Website and app data records
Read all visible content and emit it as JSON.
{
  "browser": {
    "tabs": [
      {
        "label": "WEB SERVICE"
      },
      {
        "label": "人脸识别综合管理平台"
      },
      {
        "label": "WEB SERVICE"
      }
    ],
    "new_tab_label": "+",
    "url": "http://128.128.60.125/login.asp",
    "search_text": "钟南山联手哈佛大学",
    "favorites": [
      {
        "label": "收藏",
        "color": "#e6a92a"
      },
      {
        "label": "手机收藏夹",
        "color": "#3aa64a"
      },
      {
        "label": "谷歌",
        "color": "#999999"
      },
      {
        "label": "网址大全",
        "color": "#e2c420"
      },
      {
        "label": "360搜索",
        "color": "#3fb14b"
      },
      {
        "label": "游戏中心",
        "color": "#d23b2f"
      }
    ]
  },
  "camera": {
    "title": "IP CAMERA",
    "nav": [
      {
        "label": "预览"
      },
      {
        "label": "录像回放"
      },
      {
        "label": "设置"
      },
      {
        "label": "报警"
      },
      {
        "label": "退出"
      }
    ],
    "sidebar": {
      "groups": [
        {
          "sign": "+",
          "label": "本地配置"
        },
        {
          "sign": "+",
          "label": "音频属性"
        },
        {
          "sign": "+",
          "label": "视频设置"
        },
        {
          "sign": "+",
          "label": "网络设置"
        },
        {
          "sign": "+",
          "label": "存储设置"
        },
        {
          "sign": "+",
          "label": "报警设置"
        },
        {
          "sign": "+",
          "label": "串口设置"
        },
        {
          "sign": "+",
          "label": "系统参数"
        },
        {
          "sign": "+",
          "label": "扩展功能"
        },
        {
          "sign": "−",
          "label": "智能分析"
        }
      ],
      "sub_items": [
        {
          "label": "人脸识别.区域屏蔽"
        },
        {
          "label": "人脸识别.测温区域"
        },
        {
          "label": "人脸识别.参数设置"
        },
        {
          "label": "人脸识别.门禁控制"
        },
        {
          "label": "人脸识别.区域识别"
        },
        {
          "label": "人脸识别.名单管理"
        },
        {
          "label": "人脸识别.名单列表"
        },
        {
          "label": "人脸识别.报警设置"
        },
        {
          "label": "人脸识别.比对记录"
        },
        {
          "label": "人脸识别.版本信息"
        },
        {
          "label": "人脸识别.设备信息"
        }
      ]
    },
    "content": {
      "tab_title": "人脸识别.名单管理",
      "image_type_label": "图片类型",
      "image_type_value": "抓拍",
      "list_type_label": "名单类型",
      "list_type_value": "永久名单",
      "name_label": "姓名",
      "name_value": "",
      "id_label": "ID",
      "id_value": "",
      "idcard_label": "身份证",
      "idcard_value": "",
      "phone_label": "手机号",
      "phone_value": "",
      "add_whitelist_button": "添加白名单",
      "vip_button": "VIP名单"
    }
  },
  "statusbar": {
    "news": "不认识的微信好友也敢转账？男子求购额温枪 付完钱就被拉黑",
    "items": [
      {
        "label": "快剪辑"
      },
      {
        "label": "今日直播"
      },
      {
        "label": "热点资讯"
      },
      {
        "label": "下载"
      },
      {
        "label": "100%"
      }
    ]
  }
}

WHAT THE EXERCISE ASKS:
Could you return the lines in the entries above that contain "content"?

TASK ANSWER:
Read all visible content and emit it as JSON.
    "content": {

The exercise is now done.